Potassium is a key component of potatoes. Though a potato is considered a starch and sugar source, a high potassium level is not good for your health. Several factors affect potassium levels, including a poor digestive system, a high blood sugar level, or the use of herbal supplements. Soaking potatoes before cooking helps to lower the amount of potassium in them.

Potatoes use large amounts of potassium during the growing season. Potassium nitrate is particularly effective because it provides readily soluble potassium in a form that is easily absorbed by the plants. Moreover, potassium nitrate is an excellent formulation for side-dressing potatoes during the bulking stage.

The Daily Value (DV) for potassium is 4,700 milligrams for healthy adults. However, the daily value varies for people with certain diseases. So, the best way to meet your daily potassium requirement is to consume foods rich in potassium. A medium potato provides 17% of your daily potassium requirement. Potatoes are also a good source of vitamin C and dietary fiber.
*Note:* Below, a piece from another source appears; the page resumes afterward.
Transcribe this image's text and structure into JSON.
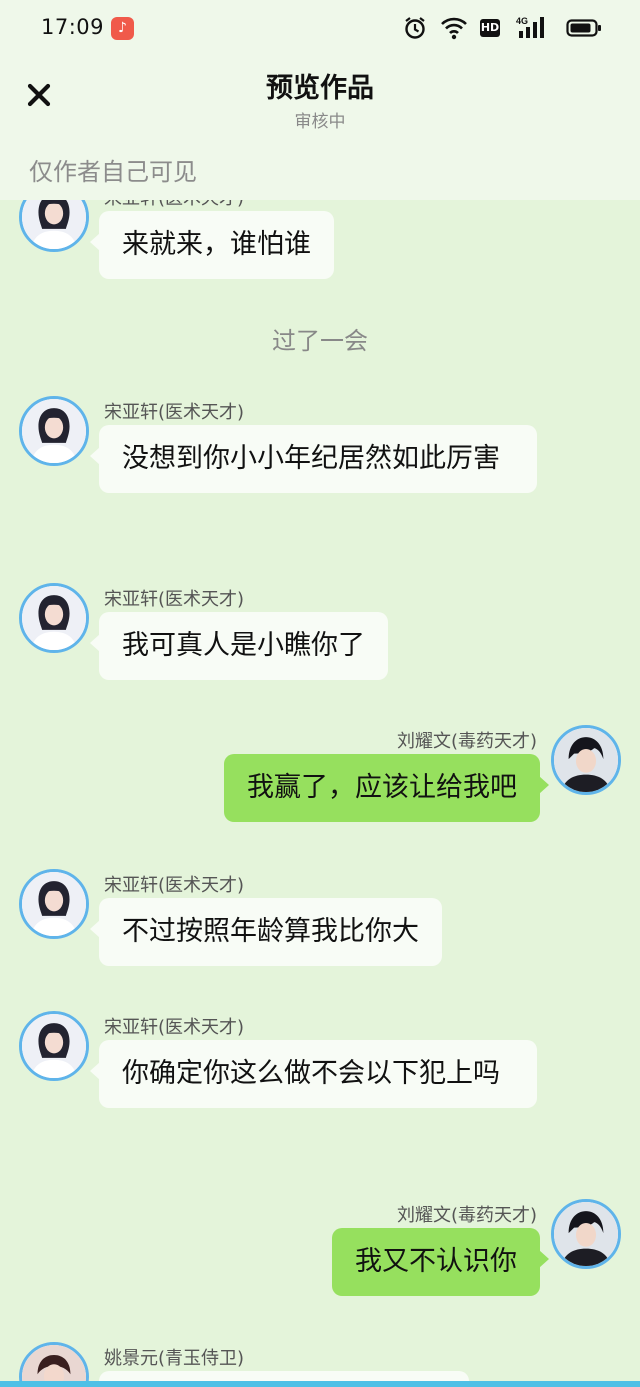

While many people are wary of the carbohydrate content of potatoes, a new study suggests they’re healthy for you. According to the Harvard School of Public Health, potatoes contain a large amount of rapidly digested starch. This type of carbohydrate is similar to sugar and sweets in that it quickly moves into your bloodstream. When your body digests carbohydrates, it converts them into simple sugars. This spike in blood sugar is known as a blood sugar spike.

Besides the carbohydrate content in potatoes, they also contain dietary fiber, and are rich in vitamins and minerals. Steamed and boiled potatoes are both low-fat and high-carb, and are a healthy choice for those trying to cut down on calories. Steamed potatoes, in particular, have plenty of fiber and are low in sugar.

Most carbohydrates found in potatoes are starch. Even turnips contain trace amounts of starch. Starch acts like a capsule for your body, releasing energy as it enters your bloodstream. It then undergoes various conversions before becoming glucose, the main source of fuel for every cell in your body. By providing your body with a steady flow of energy, starches are essential for a healthy life.


Despite the high cholesterol and saturated fat that potato products have been vilified for, potatoes can actually be healthy. A 2010 study by the Washington State Potato Commission showed that a diet rich in potatoes improved cholesterol levels. In addition, the diet also improved the heart-health of its participants. So, can you live off potatoes for a week?

As a starchy vegetable, potatoes are a healthy source of carbohydrates and fiber. They’re also high in potassium, magnesium, and phosphorus. Moreover, they’re low in fat and calories. Potatoes contain just the same amount of protein as white rice. This makes them a healthy choice for those trying to lose weight and maintain their overall health.

Potatoes contain a medium-low glycemic load. Their GL is approximately the same as that of whole eggs. It’s also higher than legumes and soy.